*TASK DIRECTIONS*:
Among the records that follow, count the lines with the string "this"; report only that count.

*EXERCISE DATA*:
· · · · ·
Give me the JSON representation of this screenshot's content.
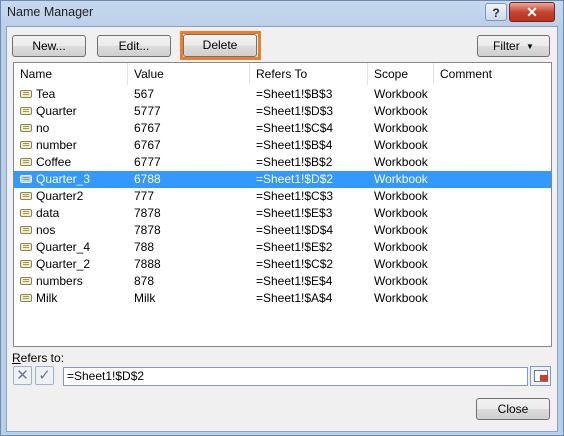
{
  "window": {
    "title": "Name Manager",
    "help_label": "?",
    "close_label": "✕"
  },
  "toolbar": {
    "new_label": "New...",
    "edit_label": "Edit...",
    "delete_label": "Delete",
    "filter_label": "Filter"
  },
  "columns": [
    "Name",
    "Value",
    "Refers To",
    "Scope",
    "Comment"
  ],
  "rows": [
    {
      "name": "Tea",
      "value": "567",
      "refers_to": "=Sheet1!$B$3",
      "scope": "Workbook",
      "comment": ""
    },
    {
      "name": "Quarter",
      "value": "5777",
      "refers_to": "=Sheet1!$D$3",
      "scope": "Workbook",
      "comment": ""
    },
    {
      "name": "no",
      "value": "6767",
      "refers_to": "=Sheet1!$C$4",
      "scope": "Workbook",
      "comment": ""
    },
    {
      "name": "number",
      "value": "6767",
      "refers_to": "=Sheet1!$B$4",
      "scope": "Workbook",
      "comment": ""
    },
    {
      "name": "Coffee",
      "value": "6777",
      "refers_to": "=Sheet1!$B$2",
      "scope": "Workbook",
      "comment": ""
    },
    {
      "name": "Quarter_3",
      "value": "6788",
      "refers_to": "=Sheet1!$D$2",
      "scope": "Workbook",
      "comment": "",
      "selected": true
    },
    {
      "name": "Quarter2",
      "value": "777",
      "refers_to": "=Sheet1!$C$3",
      "scope": "Workbook",
      "comment": ""
    },
    {
      "name": "data",
      "value": "7878",
      "refers_to": "=Sheet1!$E$3",
      "scope": "Workbook",
      "comment": ""
    },
    {
      "name": "nos",
      "value": "7878",
      "refers_to": "=Sheet1!$D$4",
      "scope": "Workbook",
      "comment": ""
    },
    {
      "name": "Quarter_4",
      "value": "788",
      "refers_to": "=Sheet1!$E$2",
      "scope": "Workbook",
      "comment": ""
    },
    {
      "name": "Quarter_2",
      "value": "7888",
      "refers_to": "=Sheet1!$C$2",
      "scope": "Workbook",
      "comment": ""
    },
    {
      "name": "numbers",
      "value": "878",
      "refers_to": "=Sheet1!$E$4",
      "scope": "Workbook",
      "comment": ""
    },
    {
      "name": "Milk",
      "value": "Milk",
      "refers_to": "=Sheet1!$A$4",
      "scope": "Workbook",
      "comment": ""
    }
  ],
  "refers_to": {
    "label": "Refers to:",
    "value": "=Sheet1!$D$2",
    "cancel_icon": "cancel-x-icon",
    "confirm_icon": "checkmark-icon"
  },
  "footer": {
    "close_label": "Close"
  },
  "colors": {
    "selection": "#3399ff",
    "highlight": "#f07d24"
  }
}
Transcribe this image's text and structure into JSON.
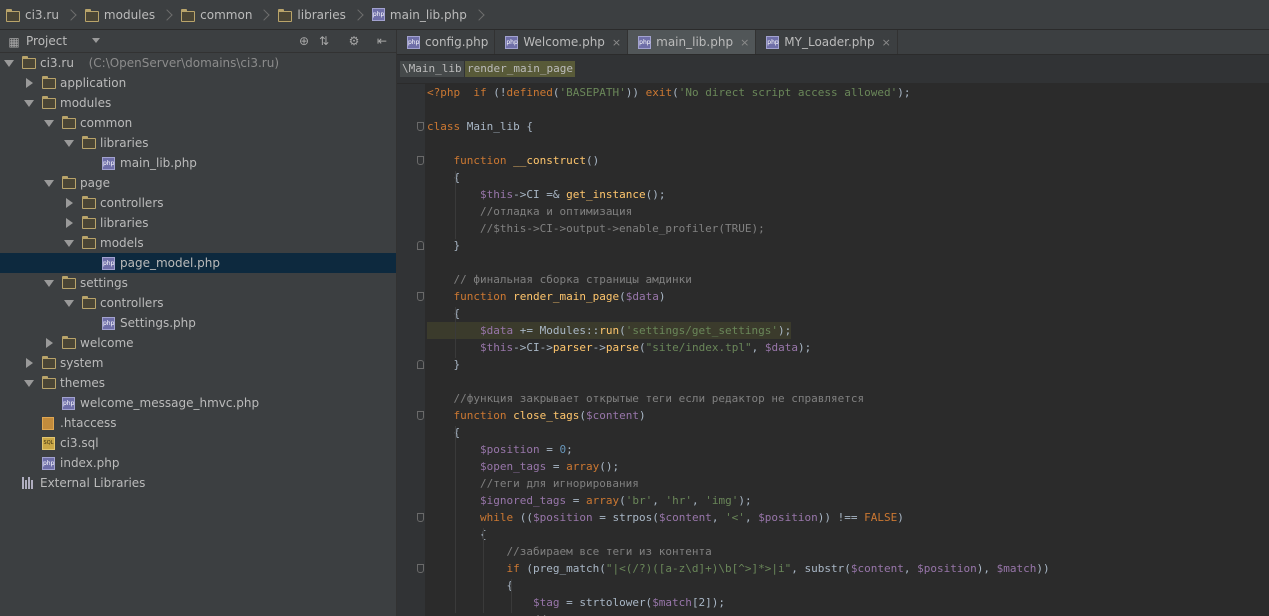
{
  "breadcrumbs": [
    "ci3.ru",
    "modules",
    "common",
    "libraries",
    "main_lib.php"
  ],
  "project": {
    "title": "Project",
    "tree": [
      {
        "label": "ci3.ru",
        "path": "(C:\\OpenServer\\domains\\ci3.ru)",
        "type": "folder",
        "depth": 0,
        "open": true
      },
      {
        "label": "application",
        "type": "folder",
        "depth": 1,
        "open": false
      },
      {
        "label": "modules",
        "type": "folder",
        "depth": 1,
        "open": true
      },
      {
        "label": "common",
        "type": "folder",
        "depth": 2,
        "open": true
      },
      {
        "label": "libraries",
        "type": "folder",
        "depth": 3,
        "open": true
      },
      {
        "label": "main_lib.php",
        "type": "php",
        "depth": 4
      },
      {
        "label": "page",
        "type": "folder",
        "depth": 2,
        "open": true
      },
      {
        "label": "controllers",
        "type": "folder",
        "depth": 3,
        "open": false
      },
      {
        "label": "libraries",
        "type": "folder",
        "depth": 3,
        "open": false
      },
      {
        "label": "models",
        "type": "folder",
        "depth": 3,
        "open": true
      },
      {
        "label": "page_model.php",
        "type": "php",
        "depth": 4,
        "selected": true
      },
      {
        "label": "settings",
        "type": "folder",
        "depth": 2,
        "open": true
      },
      {
        "label": "controllers",
        "type": "folder",
        "depth": 3,
        "open": true
      },
      {
        "label": "Settings.php",
        "type": "php",
        "depth": 4
      },
      {
        "label": "welcome",
        "type": "folder",
        "depth": 2,
        "open": false
      },
      {
        "label": "system",
        "type": "folder",
        "depth": 1,
        "open": false
      },
      {
        "label": "themes",
        "type": "folder",
        "depth": 1,
        "open": true
      },
      {
        "label": "welcome_message_hmvc.php",
        "type": "php",
        "depth": 2
      },
      {
        "label": ".htaccess",
        "type": "htaccess",
        "depth": 1
      },
      {
        "label": "ci3.sql",
        "type": "sql",
        "depth": 1
      },
      {
        "label": "index.php",
        "type": "php",
        "depth": 1
      },
      {
        "label": "External Libraries",
        "type": "libs",
        "depth": 0
      }
    ]
  },
  "tabs": [
    {
      "label": "config.php",
      "active": false
    },
    {
      "label": "Welcome.php",
      "active": false
    },
    {
      "label": "main_lib.php",
      "active": true
    },
    {
      "label": "MY_Loader.php",
      "active": false
    }
  ],
  "editor_breadcrumb": [
    "\\Main_lib",
    "render_main_page"
  ],
  "code": [
    [
      [
        "kw",
        "<?php"
      ],
      [
        "t",
        "  "
      ],
      [
        "kw",
        "if"
      ],
      [
        "t",
        " (!"
      ],
      [
        "kw",
        "defined"
      ],
      [
        "t",
        "("
      ],
      [
        "str",
        "'BASEPATH'"
      ],
      [
        "t",
        ")) "
      ],
      [
        "kw",
        "exit"
      ],
      [
        "t",
        "("
      ],
      [
        "str",
        "'No direct script access allowed'"
      ],
      [
        "t",
        ");"
      ]
    ],
    [],
    [
      [
        "kw",
        "class"
      ],
      [
        "t",
        " Main_lib {"
      ]
    ],
    [],
    [
      [
        "t",
        "    "
      ],
      [
        "kw",
        "function"
      ],
      [
        "t",
        " "
      ],
      [
        "fn",
        "__construct"
      ],
      [
        "t",
        "()"
      ]
    ],
    [
      [
        "t",
        "    {"
      ]
    ],
    [
      [
        "t",
        "        "
      ],
      [
        "var",
        "$this"
      ],
      [
        "t",
        "->CI =& "
      ],
      [
        "fn",
        "get_instance"
      ],
      [
        "t",
        "();"
      ]
    ],
    [
      [
        "t",
        "        "
      ],
      [
        "cm",
        "//отладка и оптимизация"
      ]
    ],
    [
      [
        "t",
        "        "
      ],
      [
        "cm",
        "//$this->CI->output->enable_profiler(TRUE);"
      ]
    ],
    [
      [
        "t",
        "    }"
      ]
    ],
    [],
    [
      [
        "t",
        "    "
      ],
      [
        "cm",
        "// финальная сборка страницы амдинки"
      ]
    ],
    [
      [
        "t",
        "    "
      ],
      [
        "kw",
        "function"
      ],
      [
        "t",
        " "
      ],
      [
        "fn",
        "render_main_page"
      ],
      [
        "t",
        "("
      ],
      [
        "var",
        "$data"
      ],
      [
        "t",
        ")"
      ]
    ],
    [
      [
        "t",
        "    {"
      ]
    ],
    [
      [
        "t",
        "        "
      ],
      [
        "var",
        "$data"
      ],
      [
        "t",
        " += Modules::"
      ],
      [
        "fn",
        "run"
      ],
      [
        "t",
        "("
      ],
      [
        "str",
        "'settings/get_settings'"
      ],
      [
        "t",
        ");"
      ]
    ],
    [
      [
        "t",
        "        "
      ],
      [
        "var",
        "$this"
      ],
      [
        "t",
        "->CI->"
      ],
      [
        "fn",
        "parser"
      ],
      [
        "t",
        "->"
      ],
      [
        "fn",
        "parse"
      ],
      [
        "t",
        "("
      ],
      [
        "str",
        "\"site/index.tpl\""
      ],
      [
        "t",
        ", "
      ],
      [
        "var",
        "$data"
      ],
      [
        "t",
        ");"
      ]
    ],
    [
      [
        "t",
        "    }"
      ]
    ],
    [],
    [
      [
        "t",
        "    "
      ],
      [
        "cm",
        "//функция закрывает открытые теги если редактор не справляется"
      ]
    ],
    [
      [
        "t",
        "    "
      ],
      [
        "kw",
        "function"
      ],
      [
        "t",
        " "
      ],
      [
        "fn",
        "close_tags"
      ],
      [
        "t",
        "("
      ],
      [
        "var",
        "$content"
      ],
      [
        "t",
        ")"
      ]
    ],
    [
      [
        "t",
        "    {"
      ]
    ],
    [
      [
        "t",
        "        "
      ],
      [
        "var",
        "$position"
      ],
      [
        "t",
        " = "
      ],
      [
        "num",
        "0"
      ],
      [
        "t",
        ";"
      ]
    ],
    [
      [
        "t",
        "        "
      ],
      [
        "var",
        "$open_tags"
      ],
      [
        "t",
        " = "
      ],
      [
        "kw",
        "array"
      ],
      [
        "t",
        "();"
      ]
    ],
    [
      [
        "t",
        "        "
      ],
      [
        "cm",
        "//теги для игнорирования"
      ]
    ],
    [
      [
        "t",
        "        "
      ],
      [
        "var",
        "$ignored_tags"
      ],
      [
        "t",
        " = "
      ],
      [
        "kw",
        "array"
      ],
      [
        "t",
        "("
      ],
      [
        "str",
        "'br'"
      ],
      [
        "t",
        ", "
      ],
      [
        "str",
        "'hr'"
      ],
      [
        "t",
        ", "
      ],
      [
        "str",
        "'img'"
      ],
      [
        "t",
        ");"
      ]
    ],
    [
      [
        "t",
        "        "
      ],
      [
        "kw",
        "while"
      ],
      [
        "t",
        " (("
      ],
      [
        "var",
        "$position"
      ],
      [
        "t",
        " = strpos("
      ],
      [
        "var",
        "$content"
      ],
      [
        "t",
        ", "
      ],
      [
        "str",
        "'<'"
      ],
      [
        "t",
        ", "
      ],
      [
        "var",
        "$position"
      ],
      [
        "t",
        ")) !== "
      ],
      [
        "kw",
        "FALSE"
      ],
      [
        "t",
        ")"
      ]
    ],
    [
      [
        "t",
        "        {"
      ]
    ],
    [
      [
        "t",
        "            "
      ],
      [
        "cm",
        "//забираем все теги из контента"
      ]
    ],
    [
      [
        "t",
        "            "
      ],
      [
        "kw",
        "if"
      ],
      [
        "t",
        " (preg_match("
      ],
      [
        "str",
        "\"|<(/?)([a-z\\d]+)\\b[^>]*>|i\""
      ],
      [
        "t",
        ", substr("
      ],
      [
        "var",
        "$content"
      ],
      [
        "t",
        ", "
      ],
      [
        "var",
        "$position"
      ],
      [
        "t",
        "), "
      ],
      [
        "var",
        "$match"
      ],
      [
        "t",
        "))"
      ]
    ],
    [
      [
        "t",
        "            {"
      ]
    ],
    [
      [
        "t",
        "                "
      ],
      [
        "var",
        "$tag"
      ],
      [
        "t",
        " = strtolower("
      ],
      [
        "var",
        "$match"
      ],
      [
        "t",
        "[2]);"
      ]
    ],
    [
      [
        "t",
        "                "
      ],
      [
        "cm",
        "//..."
      ]
    ]
  ]
}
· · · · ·
*REPLY*:
5